Pere Lachaise Cemetery (Cimetière du Père-Lachaise) was established by Napoleon I in 1804. Originally considered to be too far from the main city, Pere Lachaise Cemetery initially attracted few funerals, but following a marketing campaign and the transfer of the remains of French philosopher Pierre Abélard in 1817, its popularity grew and it soon gained over 33,000 residents.
From singer Edith Piaf, novelist Marcel Proust and impressionist painter Camille Pissarro to playwright Oscar Wilde, an array of famous figures are buried there today. One of the most popular graves at Pere Lachaise Cemetery is that of The Doors’ front man Jim Morrison, probably attracting the largest number of visitors, but all of the graves are fascinating, including those of the regular citizens.

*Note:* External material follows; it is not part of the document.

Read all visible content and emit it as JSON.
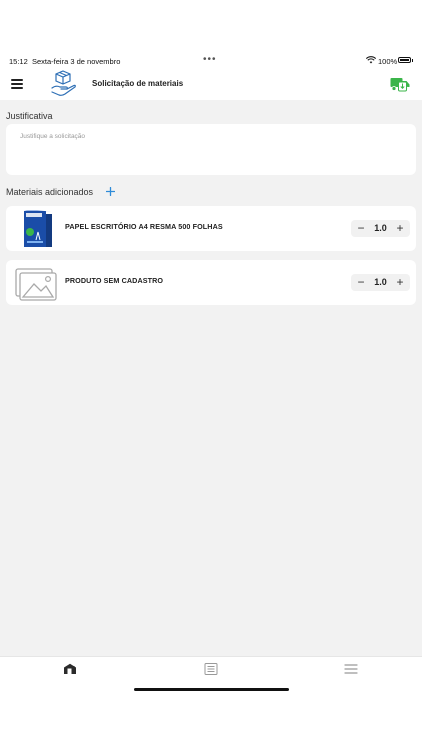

Pere Lachaise Cemetery is also the home of the Mur des Fédérés or ‘Communards Wall’ where 147 of the working class defenders of Belleville or ‘Communards’ were shot on 28 May 1871 as part of the ‘Bloody Week’. This is also surrounded by monuments to concentration camp victims from the Holocaust.

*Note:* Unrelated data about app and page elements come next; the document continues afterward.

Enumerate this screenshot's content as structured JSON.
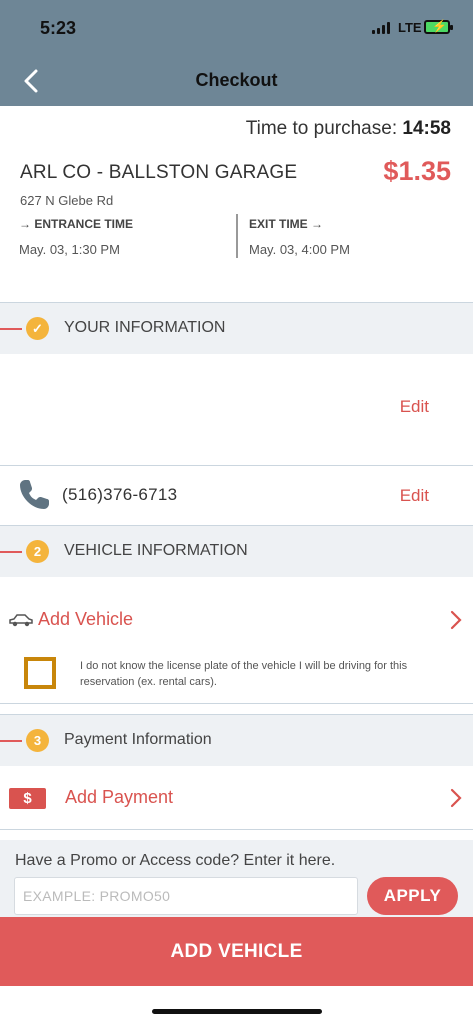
{
  "status_bar": {
    "time": "5:23",
    "network": "LTE",
    "battery_color": "#4cd964"
  },
  "nav": {
    "title": "Checkout"
  },
  "timer": {
    "label": "Time to purchase:",
    "value": "14:58"
  },
  "garage": {
    "name": "ARL CO - BALLSTON GARAGE",
    "price": "$1.35",
    "address": "627 N Glebe Rd",
    "entrance_label": "→ ENTRANCE TIME",
    "entrance_value": "May. 03, 1:30 PM",
    "exit_label": "EXIT TIME →",
    "exit_value": "May. 03, 4:00 PM"
  },
  "your_info": {
    "title": "YOUR INFORMATION",
    "badge": "✓",
    "edit_label": "Edit",
    "phone": "(516)376-6713",
    "phone_edit_label": "Edit"
  },
  "vehicle_info": {
    "step": "2",
    "title": "VEHICLE INFORMATION",
    "add_vehicle": "Add Vehicle",
    "license_note": "I do not know the license plate of the vehicle I will be driving for this reservation (ex. rental cars)."
  },
  "payment_info": {
    "step": "3",
    "title": "Payment Information",
    "icon_text": "$",
    "add_payment": "Add Payment"
  },
  "promo": {
    "label": "Have a Promo or Access code? Enter it here.",
    "placeholder": "EXAMPLE: PROMO50",
    "apply_label": "APPLY"
  },
  "cta": {
    "label": "ADD VEHICLE"
  },
  "colors": {
    "accent": "#e05a5a",
    "header": "#6e8696",
    "badge": "#f4b43c",
    "checkbox_border": "#c8860a"
  }
}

Maps are available to buy at the entrance, but you can also use the directories on the grounds. Overall, Pere Lachaise Cemetery is a peaceful and interesting way to spend an afternoon.